3. Failing to keep the transaction confidential.
Most business owners feel loyalty to their employees. Some may even feel compelled to tell their employees that they are selling the business. This can create chaos that can affect the sale of the business. The employees will be concerned about losing their job, so normally it is best not to inform them until after the transaction is completed. In larger transactions ($50 million+), it is more common to tell key employees about the pending transaction because their help is needed to complete the transaction. Most of the time, the buyer and seller will pay these employees a retention bonus. The buyer will need your trained employees to maintain profitability after the sale.
4. No succession plan to minimize owner dependency.
Many businesses have owner dependency issues. If you are planning on selling your business, it is important to address this issue as soon as possible. If it is not addressed, it will affect the price someone is willing to pay for your business. Ideally, you would train employees to perform your duties to minimize transition issues when someone purchases the business.
5. Starting with too high a price.
Sellers obviously want to maximize their selling price, but if your asking price is too high, you will receive little activity and not much buyer interest in your business. The ideal buyer may be lost to another business for sale in the market because the asking price does not cash flow for the buyer. You may only receive interest from buyers who are not knowledgeable in business transactions or buyers who are willing to negotiate from an aggressive starting point, and aim to bring the purchase price down to an acceptable price.
6. Not looking at the business from a buyer’s perspective.
Buyers may look for different aspects of a business than those the seller looks for. For instance, growth potential, management depth, customer base diversity, return on investment, etc.
7. Waiting too long to sell.
Holding onto a business when you start to get burned out and have no time or energy to grow the business results in declining sales and profits. Buyers will always pay more for a growing business than a declining one.
Knowing when to sell and how to start that process can be a struggle. Having a team of industry experts and business professionals by your side to walk you through the process isn’t.
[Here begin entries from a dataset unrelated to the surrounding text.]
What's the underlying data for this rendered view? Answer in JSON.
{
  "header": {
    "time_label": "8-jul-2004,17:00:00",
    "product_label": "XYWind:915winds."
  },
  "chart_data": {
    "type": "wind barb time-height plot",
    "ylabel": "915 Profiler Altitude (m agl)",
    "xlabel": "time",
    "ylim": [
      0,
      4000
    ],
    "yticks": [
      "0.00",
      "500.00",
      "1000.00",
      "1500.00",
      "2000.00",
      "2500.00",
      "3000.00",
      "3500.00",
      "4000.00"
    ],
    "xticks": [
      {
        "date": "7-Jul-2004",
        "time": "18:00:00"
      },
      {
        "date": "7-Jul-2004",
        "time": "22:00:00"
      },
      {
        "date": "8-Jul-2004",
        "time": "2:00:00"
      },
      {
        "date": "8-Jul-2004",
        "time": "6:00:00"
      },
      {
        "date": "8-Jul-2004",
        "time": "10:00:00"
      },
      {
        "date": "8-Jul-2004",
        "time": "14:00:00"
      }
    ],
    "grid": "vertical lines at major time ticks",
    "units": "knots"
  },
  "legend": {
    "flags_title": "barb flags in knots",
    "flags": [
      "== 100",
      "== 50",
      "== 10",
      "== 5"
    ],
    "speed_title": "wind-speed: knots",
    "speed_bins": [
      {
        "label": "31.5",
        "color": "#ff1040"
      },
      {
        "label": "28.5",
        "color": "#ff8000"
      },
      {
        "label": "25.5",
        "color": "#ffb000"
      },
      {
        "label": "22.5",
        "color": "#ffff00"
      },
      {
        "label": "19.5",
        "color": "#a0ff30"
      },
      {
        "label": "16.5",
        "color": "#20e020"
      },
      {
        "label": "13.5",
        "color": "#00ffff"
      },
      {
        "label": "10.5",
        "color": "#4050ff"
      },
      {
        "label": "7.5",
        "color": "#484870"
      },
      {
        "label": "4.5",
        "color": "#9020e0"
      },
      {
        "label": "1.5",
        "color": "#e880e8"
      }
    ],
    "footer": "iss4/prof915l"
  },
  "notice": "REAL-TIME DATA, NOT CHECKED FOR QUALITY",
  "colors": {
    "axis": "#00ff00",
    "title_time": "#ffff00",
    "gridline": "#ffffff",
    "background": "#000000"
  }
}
Call Gateway Mergers & Acquisitions now for a free, no-obligation pricing analysis at (972) 219-6961!